Thus far we’ve read books written by Westerners about adventures in extreme places. Thus far we have questioned these peoples’ motives for climbing - psychoneurosis, “because it’s there,” relative economic security, the desire to push oneself / self-discovery, to change one’s life, or simply because one is very good at climbing, enjoys it, and has found a way to make some money by it (ex. Fischer and Hall). But thus far, we have not seen the truly more rational perspective to climbing in dangerous, high places: economic security. The Sherpas who climb are considered a form of celebrity in their communities, and those who climb higher, faster, with less help, gain more fame. But for them, this is important not for their egos but for their families’ well being. Climbing pays well, and making a name in the climbing world allows a Sherpa to get even better pay, more business. Money can’t buy everything, but it can buy a significantly better life in those countries.
thing I found most interesting about this narrative, though, is not
that Sherpas climb for money and still think it’s very dangerous and
kind of crazy. Jambling climbed because he liked it, because it was the
family business, but primarily, I think, because it was a way to know
his father intimately. Jambling wasn’t just searching for celebrity and a
paycheck - he was seeking knowledge first. I think this is the noblest
of motives we’ve seen yet. I’m also struck by Jambling’s humility in his
telling of the story - he rarely speaks more than in passing of the
tasks he had to accomplish in terms of coordinating Sherpas and porters,
cooking for and taking care of the sahibs, and carrying many heavy
loads back and forth. Although he mentions these hardships, he never
complains about bearing them, understanding climbing as a job and not a

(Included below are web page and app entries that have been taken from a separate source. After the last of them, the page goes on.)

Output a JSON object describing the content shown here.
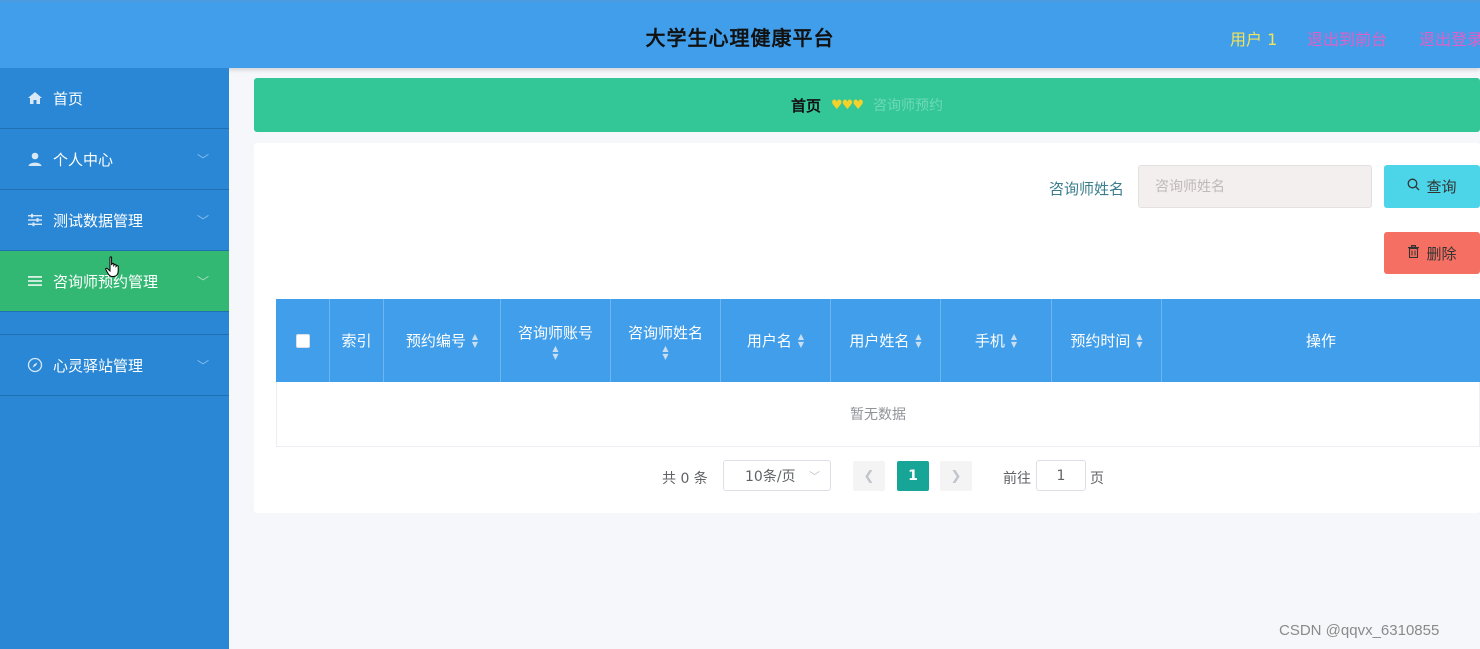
{
  "header": {
    "title": "大学生心理健康平台",
    "user": "用户 1",
    "back_front": "退出到前台",
    "logout": "退出登录"
  },
  "sidebar": {
    "items": [
      {
        "label": "首页",
        "icon": "home-icon"
      },
      {
        "label": "个人中心",
        "icon": "user-icon"
      },
      {
        "label": "测试数据管理",
        "icon": "sliders-icon"
      },
      {
        "label": "咨询师预约管理",
        "icon": "list-icon"
      },
      {
        "label": "心灵驿站管理",
        "icon": "compass-icon"
      }
    ],
    "active_index": 3
  },
  "breadcrumb": {
    "home": "首页",
    "separator": "♥♥♥",
    "current": "咨询师预约"
  },
  "search": {
    "label": "咨询师姓名",
    "placeholder": "咨询师姓名",
    "query_label": "查询",
    "delete_label": "删除"
  },
  "table": {
    "columns": [
      {
        "label": "",
        "checkbox": true
      },
      {
        "label": "索引"
      },
      {
        "label": "预约编号",
        "sortable": true
      },
      {
        "label": "咨询师账号",
        "sortable": true
      },
      {
        "label": "咨询师姓名",
        "sortable": true
      },
      {
        "label": "用户名",
        "sortable": true
      },
      {
        "label": "用户姓名",
        "sortable": true
      },
      {
        "label": "手机",
        "sortable": true
      },
      {
        "label": "预约时间",
        "sortable": true
      },
      {
        "label": "操作"
      }
    ],
    "empty_text": "暂无数据"
  },
  "pagination": {
    "total": "共 0 条",
    "page_size": "10条/页",
    "current_page": "1",
    "goto_label": "前往",
    "goto_value": "1",
    "page_unit": "页"
  },
  "watermark": "CSDN @qqvx_6310855"
}
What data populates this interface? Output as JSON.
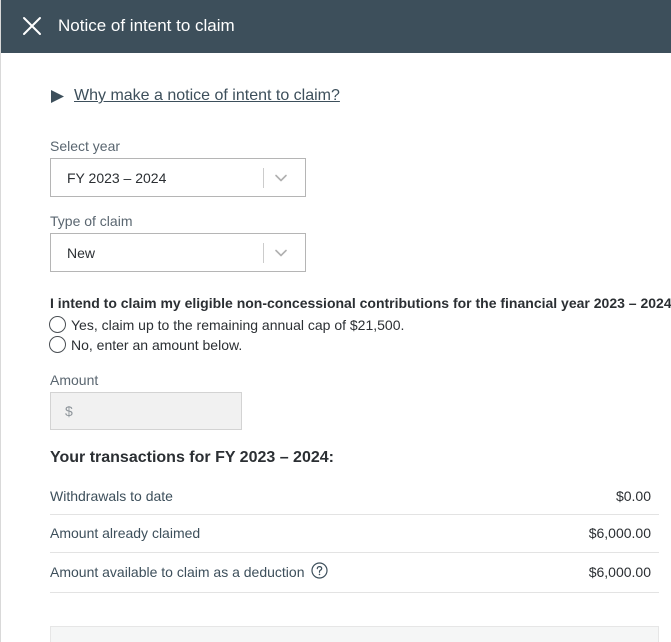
{
  "header": {
    "title": "Notice of intent to claim",
    "close_icon": "close-icon"
  },
  "accordion": {
    "icon": "triangle-right-icon",
    "link_text": "Why make a notice of intent to claim?"
  },
  "year_select": {
    "label": "Select year",
    "value": "FY 2023 – 2024"
  },
  "claim_type_select": {
    "label": "Type of claim",
    "value": "New"
  },
  "intent": {
    "question": "I intend to claim my eligible non-concessional contributions for the financial year 2023 – 2024:",
    "options": [
      {
        "label": "Yes, claim up to the remaining annual cap of $21,500."
      },
      {
        "label": "No, enter an amount below."
      }
    ]
  },
  "amount": {
    "label": "Amount",
    "currency_symbol": "$",
    "value": ""
  },
  "transactions": {
    "heading": "Your transactions for FY 2023 – 2024:",
    "rows": [
      {
        "label": "Withdrawals to date",
        "value": "$0.00"
      },
      {
        "label": "Amount already claimed",
        "value": "$6,000.00"
      },
      {
        "label": "Amount available to claim as a deduction",
        "value": "$6,000.00"
      }
    ]
  },
  "colors": {
    "header_bg": "#3d4f5b",
    "text": "#2b2f33",
    "muted_label": "#5a6670"
  }
}
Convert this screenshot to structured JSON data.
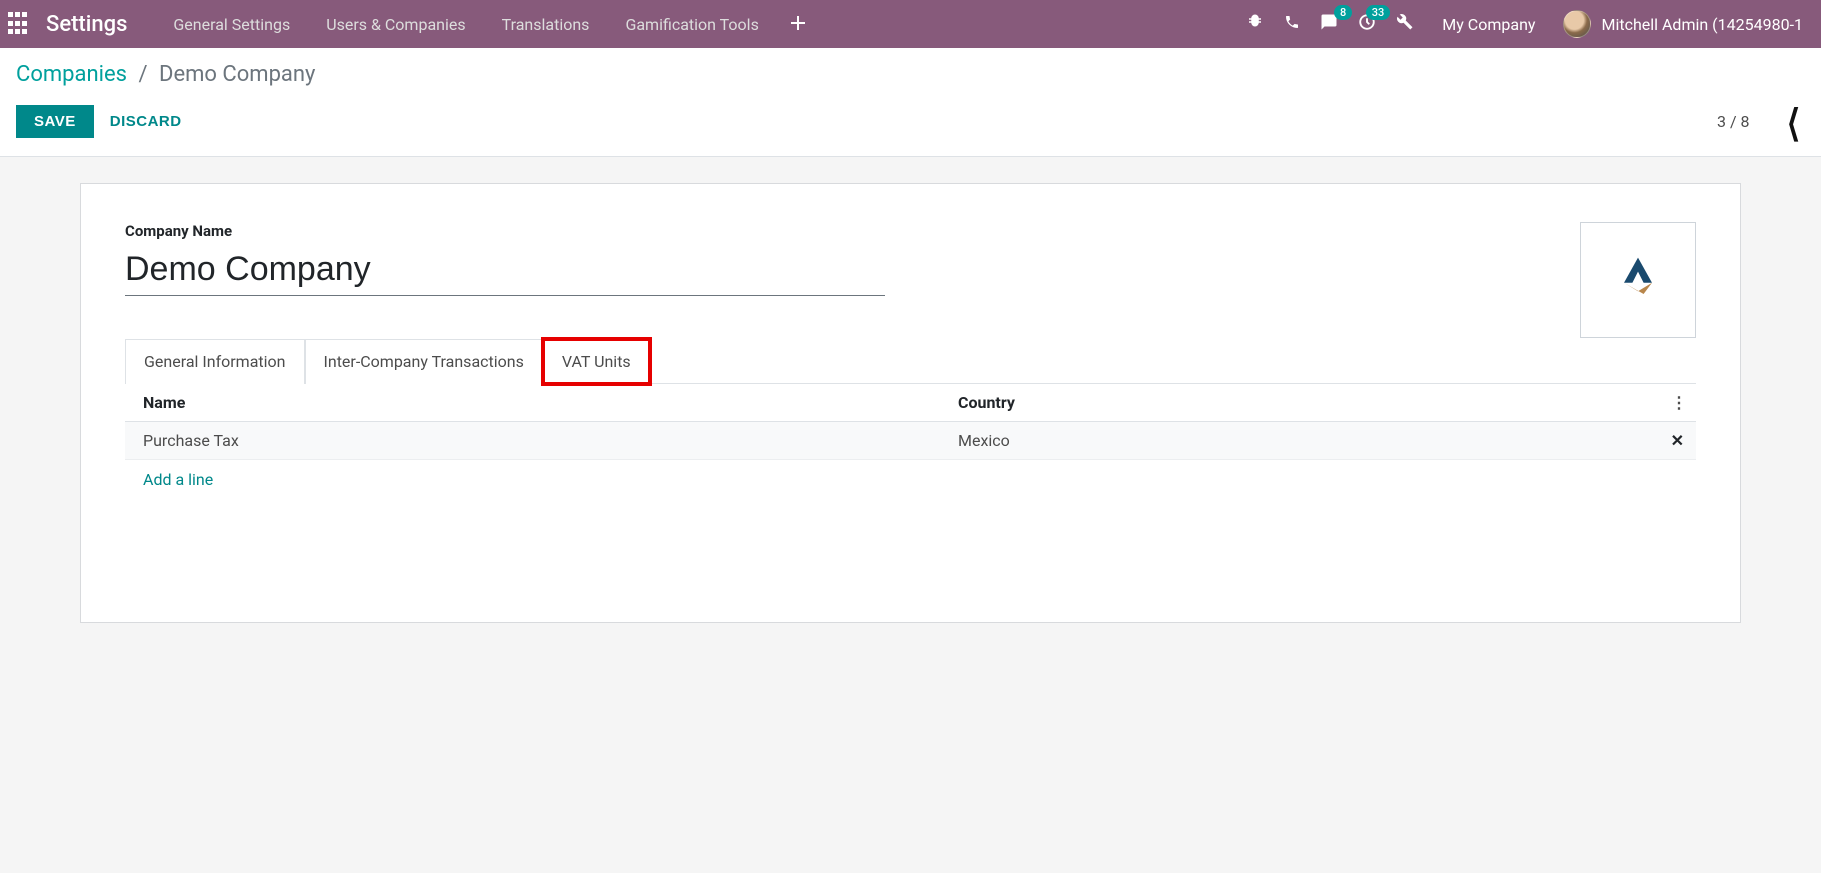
{
  "navbar": {
    "brand": "Settings",
    "links": [
      "General Settings",
      "Users & Companies",
      "Translations",
      "Gamification Tools"
    ],
    "messages_badge": "8",
    "activities_badge": "33",
    "company": "My Company",
    "user": "Mitchell Admin (14254980-1"
  },
  "breadcrumb": {
    "parent": "Companies",
    "current": "Demo Company"
  },
  "actions": {
    "save": "SAVE",
    "discard": "DISCARD",
    "pager": "3 / 8"
  },
  "form": {
    "company_name_label": "Company Name",
    "company_name_value": "Demo Company",
    "tabs": [
      "General Information",
      "Inter-Company Transactions",
      "VAT Units"
    ],
    "active_tab_index": 2
  },
  "vat_table": {
    "headers": {
      "name": "Name",
      "country": "Country"
    },
    "rows": [
      {
        "name": "Purchase Tax",
        "country": "Mexico"
      }
    ],
    "add_line": "Add a line"
  }
}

vacation. I look forward to finishing the book and finding out what
Jambling discovered about himself, his father, and the world.